In 1925, in the state of Tennessee, the most famous legal proceeding in the battle between evolution and anti-evolution occurred. In what became known as the Scopes Monkey Trial, a high school science teacher, John Scopes, was accused by the State of Tennessee for violating the Butler Act,a Tennessee law that required school teachers to not “deny” the Biblical account of the origin of man. The trial grabbed the attention of the whole country, and two of the greatest attorneys of that era, William Jennings Bryan (a three time Democratic candidate for President of the US) prosecuted the case, and Clarence Darrow defended Scopes. Even though the trial is often considered a science vs. religion battle, in fact, it centered around a “modernist” view, that evolution was consistent with the bible and religion, against a “fundamentalist” view, that the bible is the “word of god”, which would exclude evolution. Continue reading “Creationism legislation–Tennessee, or The Return of the Monkey Bill”
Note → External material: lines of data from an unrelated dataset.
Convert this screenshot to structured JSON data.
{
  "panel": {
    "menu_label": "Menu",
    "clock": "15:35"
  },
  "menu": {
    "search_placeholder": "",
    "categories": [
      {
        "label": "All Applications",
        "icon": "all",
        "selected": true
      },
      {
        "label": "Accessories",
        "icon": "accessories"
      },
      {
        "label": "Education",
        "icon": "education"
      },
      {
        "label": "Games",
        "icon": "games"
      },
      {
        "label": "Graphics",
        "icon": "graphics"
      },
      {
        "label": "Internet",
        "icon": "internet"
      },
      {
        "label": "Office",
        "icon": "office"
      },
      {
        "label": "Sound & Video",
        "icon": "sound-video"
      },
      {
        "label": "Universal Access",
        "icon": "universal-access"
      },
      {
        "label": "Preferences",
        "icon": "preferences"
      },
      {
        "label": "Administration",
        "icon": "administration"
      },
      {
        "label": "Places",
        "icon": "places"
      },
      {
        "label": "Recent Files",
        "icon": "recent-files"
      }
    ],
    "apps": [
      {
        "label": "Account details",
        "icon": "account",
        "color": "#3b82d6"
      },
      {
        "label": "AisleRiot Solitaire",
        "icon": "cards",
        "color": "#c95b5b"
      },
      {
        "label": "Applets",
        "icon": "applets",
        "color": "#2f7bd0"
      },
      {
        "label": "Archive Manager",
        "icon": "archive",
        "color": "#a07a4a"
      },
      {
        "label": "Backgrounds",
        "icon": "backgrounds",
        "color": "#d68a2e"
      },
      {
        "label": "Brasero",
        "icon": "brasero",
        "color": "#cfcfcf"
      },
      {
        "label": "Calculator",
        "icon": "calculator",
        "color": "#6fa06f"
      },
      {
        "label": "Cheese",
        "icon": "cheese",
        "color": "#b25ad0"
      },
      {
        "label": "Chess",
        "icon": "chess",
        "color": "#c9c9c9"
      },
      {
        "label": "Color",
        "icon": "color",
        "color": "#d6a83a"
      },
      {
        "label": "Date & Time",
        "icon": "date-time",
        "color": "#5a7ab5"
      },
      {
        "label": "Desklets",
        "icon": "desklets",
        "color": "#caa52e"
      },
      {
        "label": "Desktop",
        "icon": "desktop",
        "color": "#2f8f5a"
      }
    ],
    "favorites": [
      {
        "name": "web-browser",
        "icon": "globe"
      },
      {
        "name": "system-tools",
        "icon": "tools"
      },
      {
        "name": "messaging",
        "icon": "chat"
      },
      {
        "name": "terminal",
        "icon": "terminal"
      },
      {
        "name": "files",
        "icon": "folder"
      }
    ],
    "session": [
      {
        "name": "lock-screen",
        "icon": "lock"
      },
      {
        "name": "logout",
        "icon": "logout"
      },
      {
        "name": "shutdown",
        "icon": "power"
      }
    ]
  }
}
One of the two anti-evolution and anti-climate change bills, introduced into the Oklahoma legislature earlier this year, died in committee. The remaining bill, HB1551, was passed by the Oklahoma House Common Education Committee in February, so may be scheduled for a floor vote soon. The surviving bill is modeled upon the Louisiana Louisiana Academic Freedom Act, which states:
…the teaching of some scientific subjects, such as biological evolution, the chemical origins of life, global warming, and human cloning, can cause controversy, and that some teachers may be unsure of the expectations concerning how they should present information on such subjects.
When Republican climate change denialist, Ken Cuccinelli, was elected as attorney general of Virginia, he decided that his position entitled him to squash science that didn’t meet his limited, and clearly anti-science, viewpoint of the world. Just three months after being elected, he decided to go after Dr. Michael E. Mann, at that time, a University of Virginia geophysicist and world-renowned climatologist. In other words, Dr. Mann, a real scientist with numerous studies published, offended the Republican anti-science and global warming denialism credo. That must have spurred Cuccinelli to use his vast powers to suppress such knowledge from the world. Continue reading “Academic freedom prevails over Republican “witch hunt””